The work life balance does not exist and life is a juggling act. However, flexibility can make the juggling easier and it is this flexibility, alongside an open dialogue, that is proving invaluable for career women who also want to be there for their families.
Natalie von Ey, a director in the Competition practice at Cliffe Dekker Hofmeyr explains, "My firm embraced and supported my request to work on a reduced hours basis so that I could spend afternoons with my children. This flexible hour arrangement with the firm has allowed me to to continue to make a valuable contribution at work, without giving up precious time with my family.
"There is no such thing as the work life balance, juggling work and family is a full time thing, and so finding ways to continue to work as well as to be there for the family is a challenge we all face each and every day.
"Firms on the whole should be engaging with those who may want more flexible working arrangements and the conversations should continue after the arrangement is in place to ensure it is working for both sides. This is a way to ensure that good employees are not lost to workforce because those with families might feel they have no choice but to leave work. Women need to know that arrangements can be made to accommodate them to ensure their skills are not lost. These arrangement must be communicated openly and they must be transparent and ongoing. In return firm's get to retain specialist talent while at the same time ensuring a happier workforce who will work just as hard as they did in a full time capacity."
Gillian Lumb, director and Cape Regional Employment Practice Head at Cliffe Dekker Hofmeyr notes that most working environments are traditionally resistant to change and tend to follow the dominant male friendly working culture.
"However, we are starting to see signs of change - flexible working hours and working from home scenarios backed by ever increasing advances in technology. These changes are the beginning of a shift to accommodate the many different needs of all employees. If women remain at the forefront of this shift by talking about their different needs in the working environment, this change will become the norm and the traditional working environment will give way to a happier, more accommodating workspace."

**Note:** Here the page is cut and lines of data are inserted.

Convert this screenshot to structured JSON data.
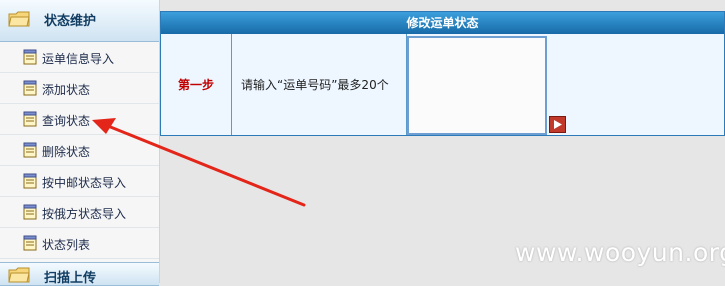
{
  "sidebar": {
    "section1_title": "状态维护",
    "section2_title": "扫描上传",
    "items": [
      {
        "label": "运单信息导入"
      },
      {
        "label": "添加状态"
      },
      {
        "label": "查询状态"
      },
      {
        "label": "删除状态"
      },
      {
        "label": "按中邮状态导入"
      },
      {
        "label": "按俄方状态导入"
      },
      {
        "label": "状态列表"
      }
    ]
  },
  "panel": {
    "title": "修改运单状态",
    "step_label": "第一步",
    "instruction": "请输入“运单号码”最多20个",
    "input_value": ""
  },
  "watermark": "www.wooyun.org",
  "colors": {
    "title_bar": "#2584c6",
    "step_text": "#c00000",
    "arrow": "#e32619",
    "panel_bg": "#eef7ff"
  },
  "icons": {
    "header": "folder-icon",
    "menu_item": "notepad-icon",
    "submit": "play-arrow-icon"
  }
}
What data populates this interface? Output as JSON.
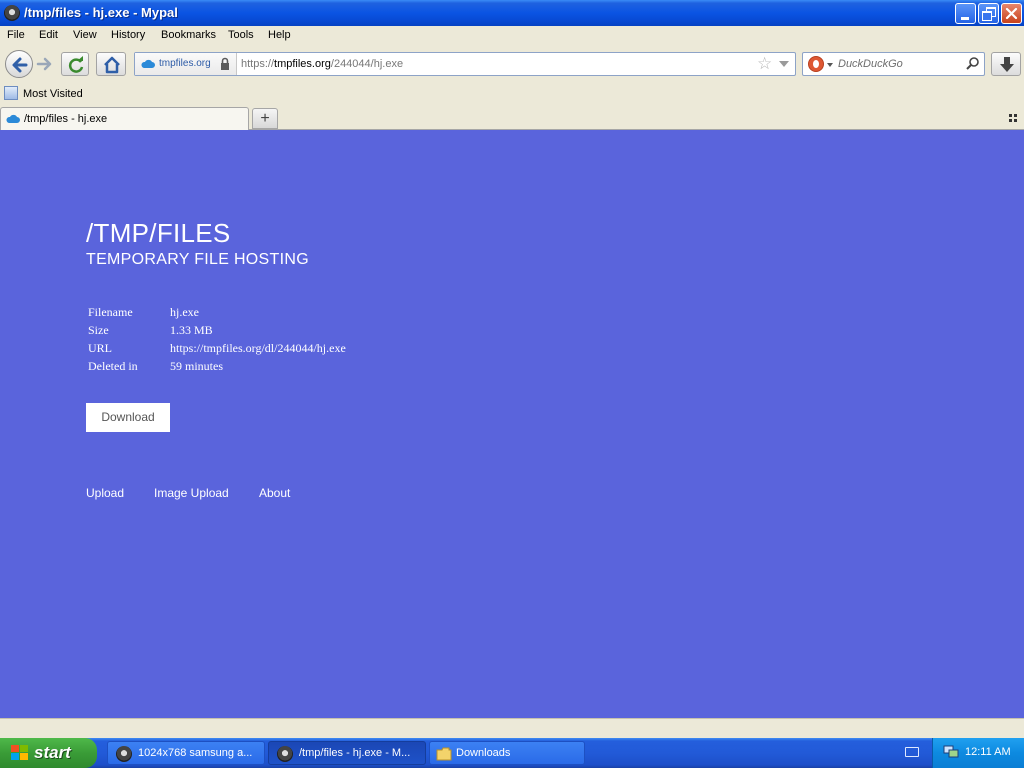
{
  "window": {
    "title": "/tmp/files - hj.exe - Mypal"
  },
  "menu": {
    "items": [
      "File",
      "Edit",
      "View",
      "History",
      "Bookmarks",
      "Tools",
      "Help"
    ]
  },
  "navbar": {
    "identity_site": "tmpfiles.org",
    "url_prefix": "https://",
    "url_host": "tmpfiles.org",
    "url_path": "/244044/hj.exe",
    "search_placeholder": "DuckDuckGo"
  },
  "bookmarks": {
    "items": [
      "Most Visited"
    ]
  },
  "tabs": [
    {
      "label": "/tmp/files - hj.exe"
    }
  ],
  "page": {
    "title": "/TMP/FILES",
    "subtitle": "TEMPORARY FILE HOSTING",
    "info": [
      {
        "key": "Filename",
        "value": "hj.exe"
      },
      {
        "key": "Size",
        "value": "1.33 MB"
      },
      {
        "key": "URL",
        "value": "https://tmpfiles.org/dl/244044/hj.exe"
      },
      {
        "key": "Deleted in",
        "value": "59 minutes"
      }
    ],
    "download_label": "Download",
    "footer_links": [
      "Upload",
      "Image Upload",
      "About"
    ]
  },
  "taskbar": {
    "start_label": "start",
    "tasks": [
      {
        "label": "1024x768 samsung a..."
      },
      {
        "label": "/tmp/files - hj.exe - M..."
      },
      {
        "label": "Downloads"
      }
    ],
    "clock": "12:11 AM"
  },
  "colors": {
    "page_background": "#5a64dc",
    "title_bar": "#0a54e3",
    "taskbar": "#225ad8",
    "start_button": "#3a9c37"
  }
}
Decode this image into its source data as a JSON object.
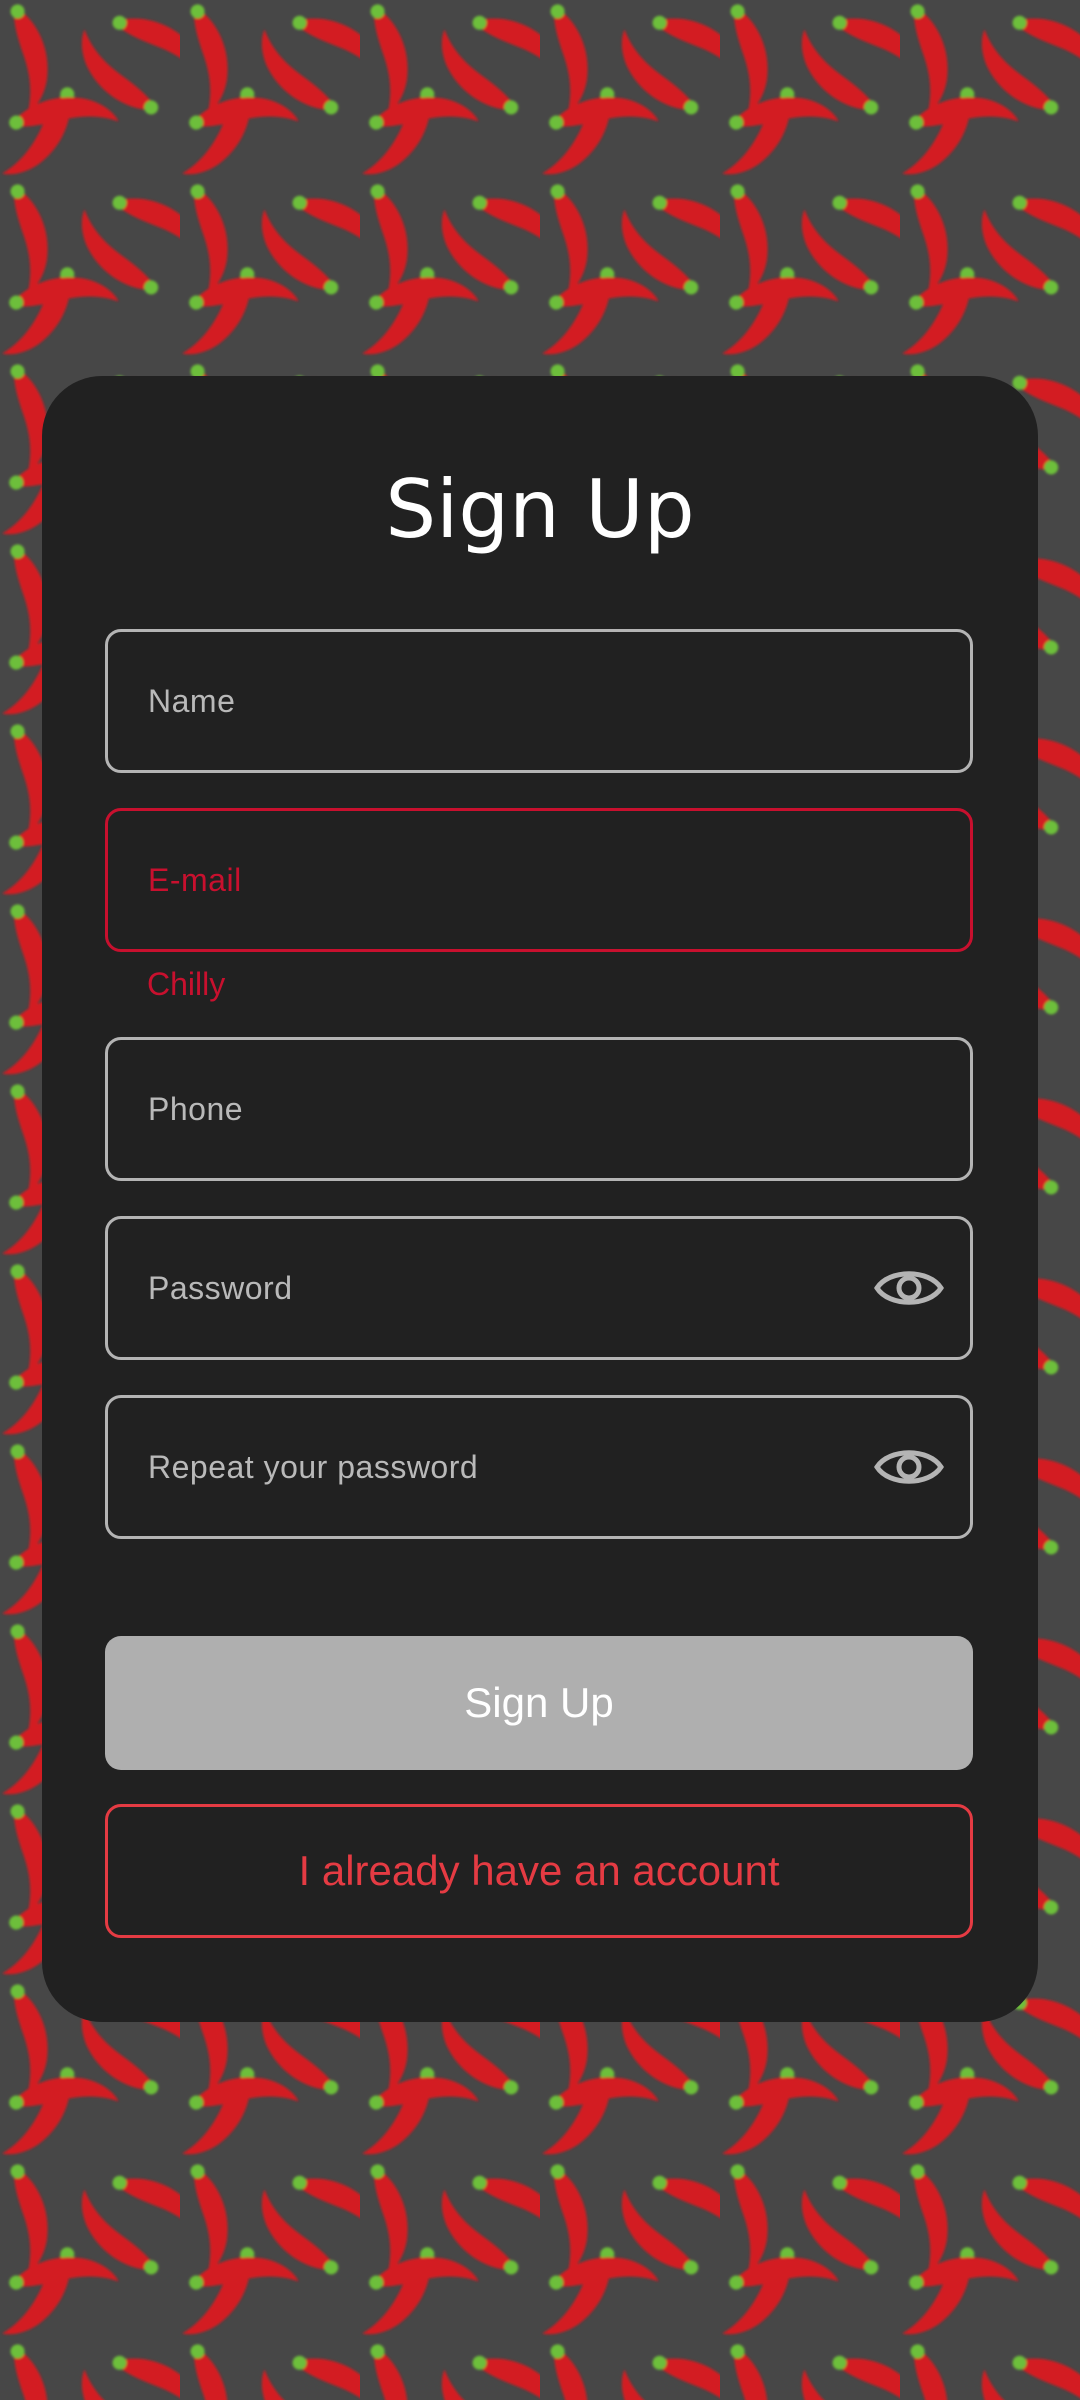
{
  "colors": {
    "background": "#474747",
    "card": "#212121",
    "field_border": "#b4b4b4",
    "field_text": "#b9b9b9",
    "error": "#c8102e",
    "primary_button": "#afafaf",
    "accent": "#e53b43",
    "chili_red": "#d31a24",
    "chili_stem": "#6dbf3a"
  },
  "form": {
    "title": "Sign Up",
    "fields": [
      {
        "name": "name",
        "placeholder": "Name",
        "state": "normal"
      },
      {
        "name": "email",
        "placeholder": "E-mail",
        "state": "error",
        "error_text": "Chilly"
      },
      {
        "name": "phone",
        "placeholder": "Phone",
        "state": "normal"
      },
      {
        "name": "password",
        "placeholder": "Password",
        "state": "normal",
        "icon": "eye-icon"
      },
      {
        "name": "repeat_password",
        "placeholder": "Repeat your password",
        "state": "normal",
        "icon": "eye-icon"
      }
    ],
    "submit_label": "Sign Up",
    "login_label": "I already have an account"
  }
}
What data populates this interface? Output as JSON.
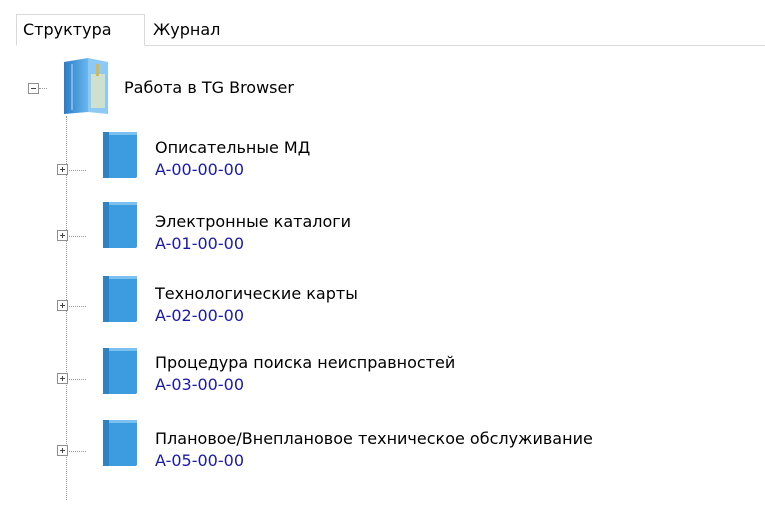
{
  "tabs": [
    {
      "label": "Структура",
      "active": true
    },
    {
      "label": "Журнал",
      "active": false
    }
  ],
  "tree": {
    "root": {
      "label": "Работа в TG Browser",
      "icon": "folder-book-icon",
      "expanded": true
    },
    "items": [
      {
        "label": "Описательные МД",
        "code": "A-00-00-00",
        "icon": "book-icon",
        "expanded": false
      },
      {
        "label": "Электронные каталоги",
        "code": "A-01-00-00",
        "icon": "book-icon",
        "expanded": false
      },
      {
        "label": "Технологические карты",
        "code": "A-02-00-00",
        "icon": "book-icon",
        "expanded": false
      },
      {
        "label": "Процедура поиска неисправностей",
        "code": "A-03-00-00",
        "icon": "book-icon",
        "expanded": false
      },
      {
        "label": "Плановое/Внеплановое техническое обслуживание",
        "code": "A-05-00-00",
        "icon": "book-icon",
        "expanded": false
      }
    ]
  },
  "colors": {
    "code_text": "#1a1aa8",
    "book_blue": "#3d9be0"
  }
}
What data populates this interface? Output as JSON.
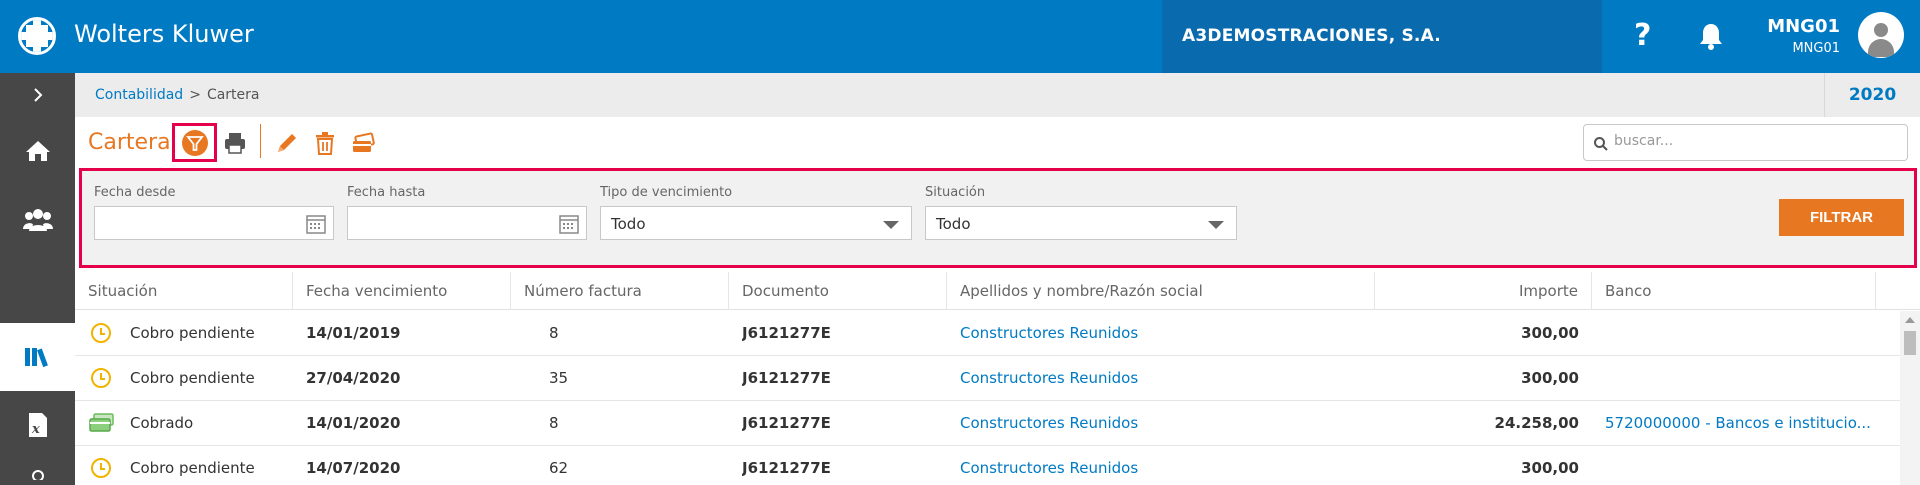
{
  "header": {
    "brand": "Wolters Kluwer",
    "company": "A3DEMOSTRACIONES, S.A.",
    "help_label": "?",
    "user_name": "MNG01",
    "user_sub": "MNG01"
  },
  "breadcrumb": {
    "root": "Contabilidad",
    "separator": ">",
    "current": "Cartera",
    "year": "2020"
  },
  "toolbar": {
    "title": "Cartera",
    "search_placeholder": "buscar..."
  },
  "filters": {
    "fecha_desde_label": "Fecha desde",
    "fecha_desde_value": "",
    "fecha_hasta_label": "Fecha hasta",
    "fecha_hasta_value": "",
    "tipo_label": "Tipo de vencimiento",
    "tipo_value": "Todo",
    "situacion_label": "Situación",
    "situacion_value": "Todo",
    "filtrar_label": "FILTRAR"
  },
  "table": {
    "columns": [
      "Situación",
      "Fecha vencimiento",
      "Número factura",
      "Documento",
      "Apellidos y nombre/Razón social",
      "Importe",
      "Banco"
    ],
    "rows": [
      {
        "status_icon": "clock-icon",
        "situacion": "Cobro pendiente",
        "fecha": "14/01/2019",
        "factura": "8",
        "documento": "J6121277E",
        "razon": "Constructores Reunidos",
        "importe": "300,00",
        "banco": ""
      },
      {
        "status_icon": "clock-icon",
        "situacion": "Cobro pendiente",
        "fecha": "27/04/2020",
        "factura": "35",
        "documento": "J6121277E",
        "razon": "Constructores Reunidos",
        "importe": "300,00",
        "banco": ""
      },
      {
        "status_icon": "money-icon",
        "situacion": "Cobrado",
        "fecha": "14/01/2020",
        "factura": "8",
        "documento": "J6121277E",
        "razon": "Constructores Reunidos",
        "importe": "24.258,00",
        "banco": "5720000000 - Bancos e institucio..."
      },
      {
        "status_icon": "clock-icon",
        "situacion": "Cobro pendiente",
        "fecha": "14/07/2020",
        "factura": "62",
        "documento": "J6121277E",
        "razon": "Constructores Reunidos",
        "importe": "300,00",
        "banco": ""
      }
    ]
  },
  "colors": {
    "header_blue": "#007ac3",
    "accent_orange": "#e87722",
    "highlight_red": "#e5004c",
    "sidebar_dark": "#474747"
  }
}
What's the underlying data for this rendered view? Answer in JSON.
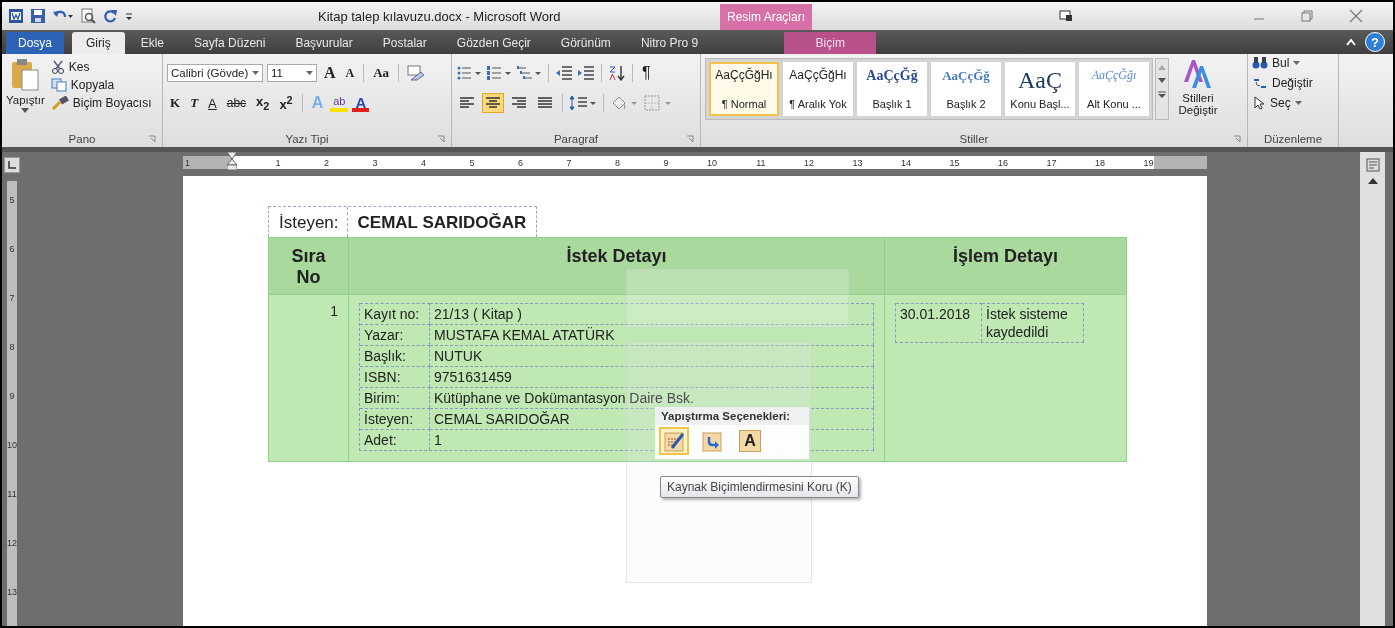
{
  "window": {
    "title": "Kitap talep kılavuzu.docx - Microsoft Word",
    "contextual_group": "Resim Araçları",
    "help": "?"
  },
  "tabs": [
    {
      "label": "Dosya",
      "kind": "file",
      "selected": false
    },
    {
      "label": "Giriş",
      "kind": "tab",
      "selected": true
    },
    {
      "label": "Ekle",
      "kind": "tab",
      "selected": false
    },
    {
      "label": "Sayfa Düzeni",
      "kind": "tab",
      "selected": false
    },
    {
      "label": "Başvurular",
      "kind": "tab",
      "selected": false
    },
    {
      "label": "Postalar",
      "kind": "tab",
      "selected": false
    },
    {
      "label": "Gözden Geçir",
      "kind": "tab",
      "selected": false
    },
    {
      "label": "Görünüm",
      "kind": "tab",
      "selected": false
    },
    {
      "label": "Nitro Pro 9",
      "kind": "tab",
      "selected": false
    },
    {
      "label": "Biçim",
      "kind": "contextual",
      "selected": false
    }
  ],
  "ribbon": {
    "clipboard": {
      "name": "Pano",
      "paste": "Yapıştır",
      "items": [
        "Kes",
        "Kopyala",
        "Biçim Boyacısı"
      ]
    },
    "font": {
      "name": "Yazı Tipi",
      "family": "Calibri (Gövde)",
      "size": "11",
      "row1": [
        "A",
        "A",
        "Aa"
      ],
      "row2": [
        "K",
        "T",
        "A",
        "abc",
        "x$_{2}$",
        "x$^{2}$"
      ],
      "row2b": [
        "A",
        "ab",
        "A"
      ]
    },
    "paragraph": {
      "name": "Paragraf",
      "pilcrow": "¶",
      "align": [
        {
          "kind": "left",
          "selected": false
        },
        {
          "kind": "center",
          "selected": true
        },
        {
          "kind": "right",
          "selected": false
        },
        {
          "kind": "justify",
          "selected": false
        }
      ]
    },
    "styles": {
      "name": "Stiller",
      "items": [
        {
          "preview": "AaÇçĞğHı",
          "label": "¶ Normal",
          "kind": "normal",
          "selected": true
        },
        {
          "preview": "AaÇçĞğHı",
          "label": "¶ Aralık Yok",
          "kind": "normal",
          "selected": false
        },
        {
          "preview": "AaÇçĞğ",
          "label": "Başlık 1",
          "kind": "heading1",
          "selected": false
        },
        {
          "preview": "AaÇçĞğ",
          "label": "Başlık 2",
          "kind": "heading2",
          "selected": false
        },
        {
          "preview": "AaÇ",
          "label": "Konu Başl...",
          "kind": "title",
          "selected": false
        },
        {
          "preview": "AaÇçĞğı",
          "label": "Alt Konu ...",
          "kind": "subtitle",
          "selected": false
        }
      ],
      "change": "Stilleri Değiştir"
    },
    "editing": {
      "name": "Düzenleme",
      "items": [
        "Bul",
        "Değiştir",
        "Seç"
      ]
    }
  },
  "ruler": {
    "negative": "1",
    "marks": [
      "1",
      "2",
      "3",
      "4",
      "5",
      "6",
      "7",
      "8",
      "9",
      "10",
      "11",
      "12",
      "13",
      "14",
      "15",
      "16",
      "17",
      "18",
      "19"
    ],
    "vertical": [
      "5",
      "6",
      "7",
      "8",
      "9",
      "10",
      "11",
      "12",
      "13"
    ]
  },
  "document": {
    "requester_label": "İsteyen:",
    "requester_value": "CEMAL SARIDOĞAR",
    "columns": [
      "Sıra No",
      "İstek Detayı",
      "İşlem Detayı"
    ],
    "rows": [
      {
        "no": "1",
        "details": [
          {
            "label": "Kayıt no:",
            "value": "21/13   ( Kitap )"
          },
          {
            "label": "Yazar:",
            "value": "MUSTAFA KEMAL ATATÜRK"
          },
          {
            "label": "Başlık:",
            "value": "NUTUK"
          },
          {
            "label": "ISBN:",
            "value": "9751631459"
          },
          {
            "label": "Birim:",
            "value": "Kütüphane ve Dokümantasyon Daire Bsk."
          },
          {
            "label": "İsteyen:",
            "value": "CEMAL SARIDOĞAR"
          },
          {
            "label": "Adet:",
            "value": "1"
          }
        ],
        "process": [
          {
            "date": "30.01.2018",
            "text": "İstek sisteme kaydedildi"
          }
        ]
      }
    ]
  },
  "paste_options": {
    "title": "Yapıştırma Seçenekleri:",
    "buttons": [
      {
        "kind": "keep-source",
        "selected": true
      },
      {
        "kind": "merge",
        "selected": false
      },
      {
        "kind": "text-only",
        "label": "A",
        "selected": false
      }
    ],
    "tooltip": "Kaynak Biçimlendirmesini Koru (K)"
  }
}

Thina Siwendu, director in the Corporate and Commercial practice and corporate governance specialist, adds, “I have been very fortunate to have tried to balance motherhood with a legal career. This balance often comes with an unwelcome financial price that our male contemporaries don't have to endure. In this regard, the outmoded assumptions about family structure that women are secondary contributors to the household budget needs to be challenged.Yet, for me, nothing can compensate for that full and complete life, which is the juice that fuels the intellectual and creative aspects of my work."